After proving that intermediate sets form an increasing sequence, we want to prove that the smallest inductive set is contained in the constructive set. Because the smallest inductive set is the intersection of all sets that satisfies the induction criteria, it suffices to prove that the constructive set satisfies the induction criteria.

Note that I use the annotation `{:rlimit 4000}`

which is only a way for Dafny to say that every assertion batch should verify using less than 4 million resource units (unit provided by the underlying solver), which reduces the chances of proof variability during development.

## 2. Intermediate constructive sets are included in every set that satisfy the induction criteria

Now we want to prove that every `S(i)`

is included in every set that satisfies the induction criteria. That way, their union, the constructive set, will also be included in any set that satisfies the induction criteria. The proof works by remarking that every element of `S(i)`

is built from elements of `S(i-1)`

, so if these elements are in the set satisfying the induction criteria, so is the element by induction.
I intentionally detailed the proof so that you can understand it, but if you run it yourself, you might see that you can remove a lot of the proof and Dafny will still figure it out.

## 3. The constructive set is included in the smallest inductive set that satisfies the induction criteria

We can deduce from the previous result that the constructive definition of all terms is also included in any set of term that satisfies the induction criteria. From this we can deduce automatically that the constructive definition of all terms is included in the smallest inductive set satisfying the induction criteria.

## 4. Conclusion with the equality

Because we have `<=`

and `>=`

between these two sets, we can now prove equality.

## Bonus Conclusion

We were able to put together two definitions for infinite sets, and prove that these sets were equivalent. As stated in the introduction, having multiple definitions of a single infinite set makes it possible to pick the definition adequate to the job to prove other results.
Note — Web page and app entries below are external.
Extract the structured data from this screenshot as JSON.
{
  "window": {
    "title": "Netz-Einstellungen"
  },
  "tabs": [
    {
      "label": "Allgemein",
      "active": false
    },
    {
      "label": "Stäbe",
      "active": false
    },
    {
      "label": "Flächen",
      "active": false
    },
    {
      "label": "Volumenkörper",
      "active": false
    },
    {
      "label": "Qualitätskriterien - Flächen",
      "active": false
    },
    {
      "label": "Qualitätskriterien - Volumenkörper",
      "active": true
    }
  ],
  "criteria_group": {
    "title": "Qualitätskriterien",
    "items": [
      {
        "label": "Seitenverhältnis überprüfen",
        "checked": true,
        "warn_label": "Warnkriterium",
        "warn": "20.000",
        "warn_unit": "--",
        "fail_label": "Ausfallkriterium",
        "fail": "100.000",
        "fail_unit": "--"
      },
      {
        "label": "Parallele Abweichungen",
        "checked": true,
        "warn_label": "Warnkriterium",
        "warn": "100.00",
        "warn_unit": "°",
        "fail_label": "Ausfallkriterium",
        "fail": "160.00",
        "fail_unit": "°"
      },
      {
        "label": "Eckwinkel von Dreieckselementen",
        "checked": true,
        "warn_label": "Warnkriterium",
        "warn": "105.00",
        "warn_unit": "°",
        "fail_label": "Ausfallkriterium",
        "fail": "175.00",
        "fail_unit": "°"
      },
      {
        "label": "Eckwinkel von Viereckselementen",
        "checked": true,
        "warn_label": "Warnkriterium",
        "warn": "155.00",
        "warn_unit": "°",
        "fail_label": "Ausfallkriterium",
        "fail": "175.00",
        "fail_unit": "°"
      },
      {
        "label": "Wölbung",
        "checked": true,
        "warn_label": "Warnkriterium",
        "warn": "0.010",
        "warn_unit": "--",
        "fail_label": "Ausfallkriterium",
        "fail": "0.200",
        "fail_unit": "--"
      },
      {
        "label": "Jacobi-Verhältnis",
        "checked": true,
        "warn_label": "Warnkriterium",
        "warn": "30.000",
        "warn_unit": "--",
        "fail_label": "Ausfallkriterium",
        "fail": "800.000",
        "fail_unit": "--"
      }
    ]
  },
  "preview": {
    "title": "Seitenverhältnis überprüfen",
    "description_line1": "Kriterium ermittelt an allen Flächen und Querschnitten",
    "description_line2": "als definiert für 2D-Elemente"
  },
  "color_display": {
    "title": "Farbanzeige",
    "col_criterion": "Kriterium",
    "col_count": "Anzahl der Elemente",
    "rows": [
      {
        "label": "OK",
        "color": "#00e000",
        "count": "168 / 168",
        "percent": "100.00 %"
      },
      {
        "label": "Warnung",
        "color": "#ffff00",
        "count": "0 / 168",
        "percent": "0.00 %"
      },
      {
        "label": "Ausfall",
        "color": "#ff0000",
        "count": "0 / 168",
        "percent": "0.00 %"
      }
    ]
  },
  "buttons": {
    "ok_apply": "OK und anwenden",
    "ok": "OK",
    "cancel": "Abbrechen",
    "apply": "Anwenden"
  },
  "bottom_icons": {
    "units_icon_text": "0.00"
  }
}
For example,

- If a term is in the constructive set, then it cannot be constructed with
`Add`

for example, because it would need to be in a`S(i)`

and none of the`S(i)`

define`Add`

. This can be illustrated in Dafny with the following lemma:

which Dafny can verify pretty easily. However, if you put `AllTermsInductively`

instead of `AllTermsConstructively`

, Dafny would have a hard time figuring out.

- If
`x`

is in the inductive set, then`Succ(x)`

is in the inductive set as well. Dafny can figure it out by itself using the`AllTermsInductively`

definition, but won’t be able to do it with`AllTermsConstructively`

without a rigorous proof.

This could be useful for a rewriter or an optimizer to ensure the elements it writes are in the same set.

Everything said, everything above can be a bit overweight for regular Dafny users. In practice, you’re better off writing the inductive predicate explicitly as a function rather than an infinite set with a predicate, so that you get both inductive and constructive axioms that enable you to prove something similar to the two results above.

This above example illustrates what Dafny does best: it automates all the hard work under the hood
so that you can focus on what is most interesting to you, and even better, it ensures you don’t need to define `{:axiom}`

yourself in this case.
I hope you give Dafny a try and looking forward to your interesting questions!